Unix has survived at HP because of its popularity around the IT world. But being chosen often doesn't always confer superior technology. Unix holds the dubious distinction of having a book written about its shortcomings, The Unix Hater's Handbook, perhaps the only book ever dedicated to deriding an OS. But HP, along with vendors like Sun and IBM, have pumped decades of engineering into Unix to make it a business solution.
HP certainly did not start selling the OS with business in mind. The first versions in 1983 through 1985 were written strictly for engineering workstations, relics such as the HP Integral portable PC (above) and the Series 500 desktops. When HP bought Apollo Computer in 1989, advances such as Unix sockets were being integrated into HP-UX.
HP's Unix got the jump on MPE/iX in the first generation of the Precision RISC hardware releases (Series 800 and 900). In 1986 HP had to double back and revise its MPE port for the new hardware, while HP-UX, created using the same base MODCAL language as MPE XL, was ready first.
HP shipped Series 840 Unix systems to business customers before the HP 3000 Series 930 was ever ready. The 930, underpowered to start, had to be replaced with the Series 950, causing more delay. Some say the 3000 never retained any edge in HP's business computer line ever since.
What is misunderstood is the proprietary nature of Unix versions. Only the more recent distributions of Linux come close to the "open system" promises of those late 1980s rollouts. A look at a detailed family tree of Unix evolution over the last four decades illustrates open, closed and hybrid versions from Sun, HP, IBM and others. There's plenty of red "closed" versions in the chart above, including those being sold today by IBM and HP.
HP-UX was the first Unix to use access control lists for file access permissions rather than the standard Unix permissions system. HP-UX was also among the first Unix systems to include a built-in logical volume manager. In such advances the Unix vendors have given the IT community a way to distinguish between vendors' implementations. There are standards today for Unix implementations, a vast improvement over the Unix Wars of the 1980s, competition between the opposing versions of Unix.

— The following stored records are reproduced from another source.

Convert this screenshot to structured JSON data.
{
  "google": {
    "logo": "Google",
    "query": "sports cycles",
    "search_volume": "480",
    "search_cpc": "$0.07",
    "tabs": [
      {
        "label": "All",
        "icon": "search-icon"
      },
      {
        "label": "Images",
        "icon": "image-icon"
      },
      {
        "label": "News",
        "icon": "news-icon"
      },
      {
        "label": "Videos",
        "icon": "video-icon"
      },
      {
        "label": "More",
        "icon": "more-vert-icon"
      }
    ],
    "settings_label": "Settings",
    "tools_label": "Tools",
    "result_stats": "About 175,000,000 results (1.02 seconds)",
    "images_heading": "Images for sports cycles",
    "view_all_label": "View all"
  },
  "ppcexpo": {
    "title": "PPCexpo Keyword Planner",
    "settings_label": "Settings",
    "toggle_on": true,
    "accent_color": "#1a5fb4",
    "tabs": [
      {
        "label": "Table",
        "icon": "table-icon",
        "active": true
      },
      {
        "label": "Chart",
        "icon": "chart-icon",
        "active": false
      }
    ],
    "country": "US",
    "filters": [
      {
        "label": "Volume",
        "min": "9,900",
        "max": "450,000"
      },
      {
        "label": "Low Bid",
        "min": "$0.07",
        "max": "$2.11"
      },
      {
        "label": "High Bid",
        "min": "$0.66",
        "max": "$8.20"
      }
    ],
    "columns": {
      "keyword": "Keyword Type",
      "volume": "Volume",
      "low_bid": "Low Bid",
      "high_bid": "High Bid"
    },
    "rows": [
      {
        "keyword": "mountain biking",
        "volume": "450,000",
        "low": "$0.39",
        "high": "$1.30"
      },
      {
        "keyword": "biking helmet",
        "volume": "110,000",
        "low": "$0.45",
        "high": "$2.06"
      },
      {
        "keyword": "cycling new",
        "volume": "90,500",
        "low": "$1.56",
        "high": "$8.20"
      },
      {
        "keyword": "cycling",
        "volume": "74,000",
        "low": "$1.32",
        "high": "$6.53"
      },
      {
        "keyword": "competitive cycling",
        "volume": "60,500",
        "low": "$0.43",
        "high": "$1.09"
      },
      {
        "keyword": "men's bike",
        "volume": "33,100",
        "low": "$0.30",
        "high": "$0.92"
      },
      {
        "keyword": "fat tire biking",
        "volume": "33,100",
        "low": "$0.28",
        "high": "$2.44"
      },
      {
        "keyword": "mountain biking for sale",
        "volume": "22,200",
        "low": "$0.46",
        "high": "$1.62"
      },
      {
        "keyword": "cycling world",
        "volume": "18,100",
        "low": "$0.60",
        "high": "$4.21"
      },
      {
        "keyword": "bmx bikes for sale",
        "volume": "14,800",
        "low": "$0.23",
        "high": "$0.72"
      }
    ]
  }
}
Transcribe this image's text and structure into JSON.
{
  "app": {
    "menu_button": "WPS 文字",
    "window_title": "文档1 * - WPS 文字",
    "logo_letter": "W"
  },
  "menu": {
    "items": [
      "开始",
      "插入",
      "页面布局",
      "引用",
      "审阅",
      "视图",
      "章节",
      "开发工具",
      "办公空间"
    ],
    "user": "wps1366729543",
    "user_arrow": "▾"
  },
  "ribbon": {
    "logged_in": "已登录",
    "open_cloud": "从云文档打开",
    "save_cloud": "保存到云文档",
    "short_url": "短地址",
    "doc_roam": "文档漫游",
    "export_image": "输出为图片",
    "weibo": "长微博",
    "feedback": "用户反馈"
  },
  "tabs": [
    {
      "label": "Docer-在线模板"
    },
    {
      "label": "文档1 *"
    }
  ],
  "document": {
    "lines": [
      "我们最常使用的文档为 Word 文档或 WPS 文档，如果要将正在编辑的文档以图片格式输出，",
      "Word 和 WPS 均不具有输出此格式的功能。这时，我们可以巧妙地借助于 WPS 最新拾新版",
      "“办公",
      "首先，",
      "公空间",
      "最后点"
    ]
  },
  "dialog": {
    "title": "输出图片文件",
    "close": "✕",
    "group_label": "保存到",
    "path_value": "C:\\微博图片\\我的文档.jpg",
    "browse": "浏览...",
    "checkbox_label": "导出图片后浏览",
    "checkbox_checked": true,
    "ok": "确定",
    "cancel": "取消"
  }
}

Unix has been rich with choices ever since its inception, being developed by a community of programmers until vendors stepped in to differentiate features. But its glue is the common command set that gives administrators and developers a leg up on one Unix if they know another version. The commonality enjoyed perhaps its brightest moment came in the climax of Jurassic Park. To erase the threat of rogue dinosaurs, one character must take control of the park's computer. "It's a Unix system," says Lex. "I know this!" She then proceeds to navigate the files with the ease of movie computing to save the day.